If for some reason you haven’t read the remarkable Jan Crawford piece about how John Roberts changed his vote on health care, then you really should. As Jonathan Cohn points out, Crawford is well-sourced and highly credible on matters involving legal conservatives, and she based her account on “two sources with specific knowledge of the deliberations.” The obvious next question, as Orin Kerr writes, is “who leaked”?
Sen. Barry Goldwater used to claim that whenever Ronald Reagan's CIA director, Bill Casey, lied while testifying before the U.S. Senate Select Committee on Intelligence, his deputy, Bobby Inman, would lean forward and pull up his socks to signal to the interrogators that Casey was not telling the truth. Apparently Robert McNamara, defense secretary under Presidents Kennedy and Johnson, used the same method on himself.
As Tuesday’s oral argument on the Affordable Care Act’s individual mandate came to a close, several commentators faulted Solicitor General Donald Verrilli’s performance. Particularly harsh was CNN’s Jeffrey Toobin, who called the two hour argument “a train wreck for the Obama Administration.” But having sat through the oral argument and re-read the transcript, I have to dissent. Especially on paper, Verrilli’s performance appears quite strong—and possibly more effective than that of his opponents, Michael Carvin and the justly renowned Paul Clement. Here’s why.
My Don Rumsfeld joke has John Podhoretz spitting mad: Victor Davis Hanson catches the New Republic’s Jonathan Chait making an analogy so disgusting that I almost have to believe Chait is simply too stupid to understand the implications of what he wrote — because the only other conclusion is that he has absolutely no sense of where the boundaries of even minimally civil public discourse are.
Tom Goldstein is a partner at Akin Gump Strauss Hauer & Feld, and lecturer at Stanford and Harvard Law Schools. He is the founder of SCOTUSblog. A version of this piece was originally posted there on April 18, 2010. Supreme Court retirements inevitably produce much more coverage of process than substance. The press is dominated by political rather than legal reporters. Politics is also more familiar and therefore more accessible to the public than are court decisions. The irony is that this attention to process is not very meaningful—at least at this stage, when there is no nominee.
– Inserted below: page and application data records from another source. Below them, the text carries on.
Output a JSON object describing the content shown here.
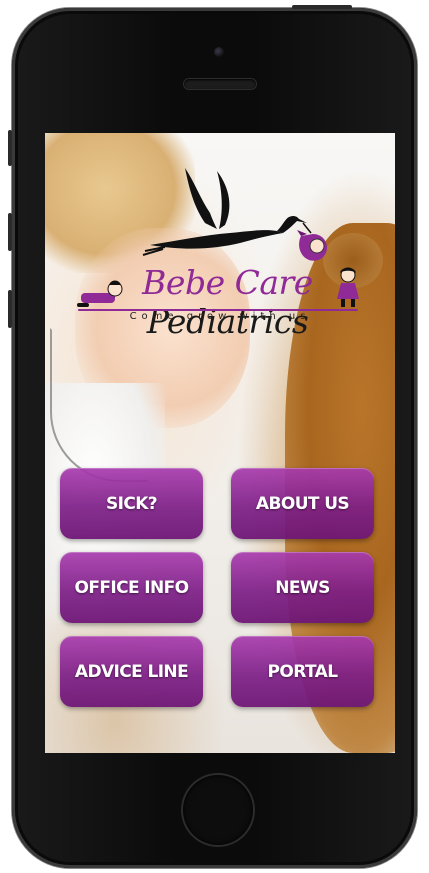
{
  "app": {
    "logo": {
      "title_part1": "Bebe Care",
      "title_part2": "Pediatrics",
      "tagline": "Come grow with us",
      "icons": [
        "stork-icon",
        "baby-bundle-icon",
        "girl-figure-icon",
        "boy-figure-icon"
      ]
    },
    "menu": {
      "sick_label": "SICK?",
      "about_label": "ABOUT US",
      "office_label": "OFFICE INFO",
      "news_label": "NEWS",
      "advice_label": "ADVICE LINE",
      "portal_label": "PORTAL"
    }
  },
  "colors": {
    "brand_purple": "#8f2a96",
    "button_top": "#a83bae",
    "button_bottom": "#6e1676",
    "text_dark": "#1a1a1a"
  }
}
Crisis and Command: A History of Executive Power from George Washington to George W. Bush By John Yoo (Kaplan, 544 pp., $29.95) Bomb Power: The Modern Presidency and the National Security State By Garry Wills (Penguin, 288 pp., $27.95) I. In December 2008, Chris Wallace asked Vice President Cheney, “If the president, during war, decides to do something to protect the country, is it legal?” Cheney’s answer included a reference to a military authority that President Bush did not exercise.
I have been a bit outspoken in arguing that the vast expectations building up around the president’s health care reform speech tonight were unreasonable, and unnecessary. Congress is closer to enactment of legislation that it’s been all year, or at any time since 1994, and his job tonight was to “reboot” the debate by rebutting the lies that have been circulating about reform, and restating the basic case for action this year. The president did that abundantly.
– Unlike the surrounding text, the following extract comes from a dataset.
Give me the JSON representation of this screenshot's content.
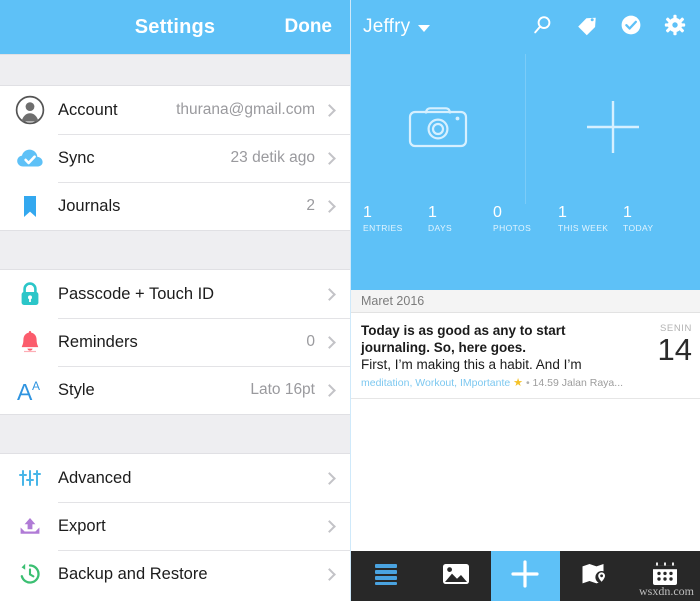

It's debatable whether the latest incarnation of Mike Huckabee represents a turn to the dark side by the genial and amusing 2008 presidential candidate that a lot of Democrats admired, or a revelation of what the man has always really been. But ever since he became a radio and TV gabber, the Bad Huck has taken over.
Okay, in for one blog item, in for three... The emerging CW on Kennedy and health care is that his death either doesn't change or worsens the Senate math because the people who hold the key votes--Republicans and moderate Democrats--don't hail from states where there's much of an outpouring of goodwill. As my colleague Mike Crowley puts it today, subbing in for the apparently human (who knew?) Mike Allen in Politico's "Playbook": Will there be a “Kennedy effect” that pushes health care through? Not likely.